TASK PROMPT
Leaving the images behind, copy every line of the records exactly.

Stored data
****************************************
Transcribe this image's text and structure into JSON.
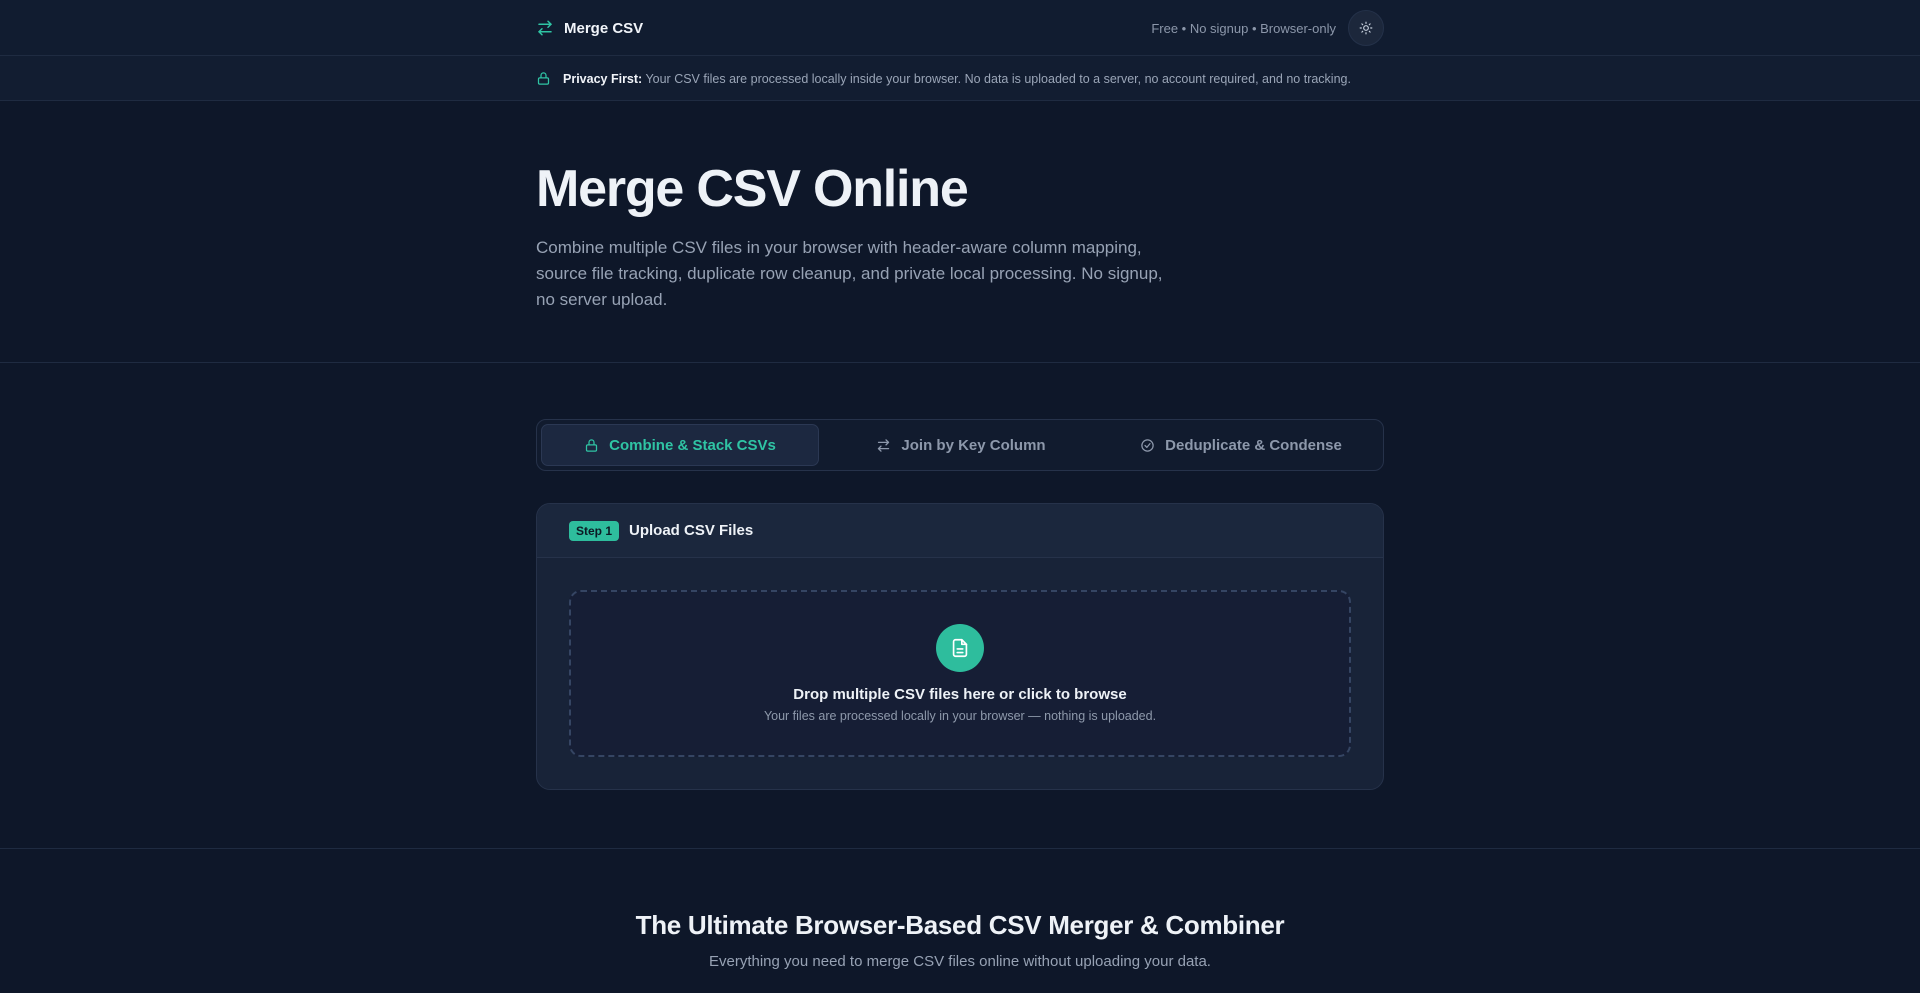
{
  "header": {
    "brand": "Merge CSV",
    "tagline": "Free • No signup • Browser-only"
  },
  "privacy": {
    "label": "Privacy First:",
    "text": " Your CSV files are processed locally inside your browser. No data is uploaded to a server, no account required, and no tracking."
  },
  "hero": {
    "title": "Merge CSV Online",
    "subtitle": "Combine multiple CSV files in your browser with header-aware column mapping, source file tracking, duplicate row cleanup, and private local processing. No signup, no server upload."
  },
  "tabs": [
    {
      "label": "Combine & Stack CSVs",
      "icon": "lock-icon",
      "active": true
    },
    {
      "label": "Join by Key Column",
      "icon": "arrows-swap-icon",
      "active": false
    },
    {
      "label": "Deduplicate & Condense",
      "icon": "check-circle-icon",
      "active": false
    }
  ],
  "step": {
    "badge": "Step 1",
    "title": "Upload CSV Files",
    "drop_title": "Drop multiple CSV files here or click to browse",
    "drop_subtitle": "Your files are processed locally in your browser — nothing is uploaded."
  },
  "features": {
    "title": "The Ultimate Browser-Based CSV Merger & Combiner",
    "subtitle": "Everything you need to merge CSV files online without uploading your data."
  },
  "colors": {
    "accent": "#2ebd9d",
    "background": "#0e1729",
    "card": "#182338"
  }
}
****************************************
OUTPUT FOR THIS EXERCISE
Transcribe this image's text and structure into JSON.
{
  "header": {
    "brand": "Merge CSV",
    "tagline": "Free • No signup • Browser-only"
  },
  "privacy": {
    "label": "Privacy First:",
    "text": " Your CSV files are processed locally inside your browser. No data is uploaded to a server, no account required, and no tracking."
  },
  "hero": {
    "title": "Merge CSV Online",
    "subtitle": "Combine multiple CSV files in your browser with header-aware column mapping, source file tracking, duplicate row cleanup, and private local processing. No signup, no server upload."
  },
  "tabs": [
    {
      "label": "Combine & Stack CSVs",
      "icon": "lock-icon",
      "active": true
    },
    {
      "label": "Join by Key Column",
      "icon": "arrows-swap-icon",
      "active": false
    },
    {
      "label": "Deduplicate & Condense",
      "icon": "check-circle-icon",
      "active": false
    }
  ],
  "step": {
    "badge": "Step 1",
    "title": "Upload CSV Files",
    "drop_title": "Drop multiple CSV files here or click to browse",
    "drop_subtitle": "Your files are processed locally in your browser — nothing is uploaded."
  },
  "features": {
    "title": "The Ultimate Browser-Based CSV Merger & Combiner",
    "subtitle": "Everything you need to merge CSV files online without uploading your data."
  },
  "colors": {
    "accent": "#2ebd9d",
    "background": "#0e1729",
    "card": "#182338"
  }
}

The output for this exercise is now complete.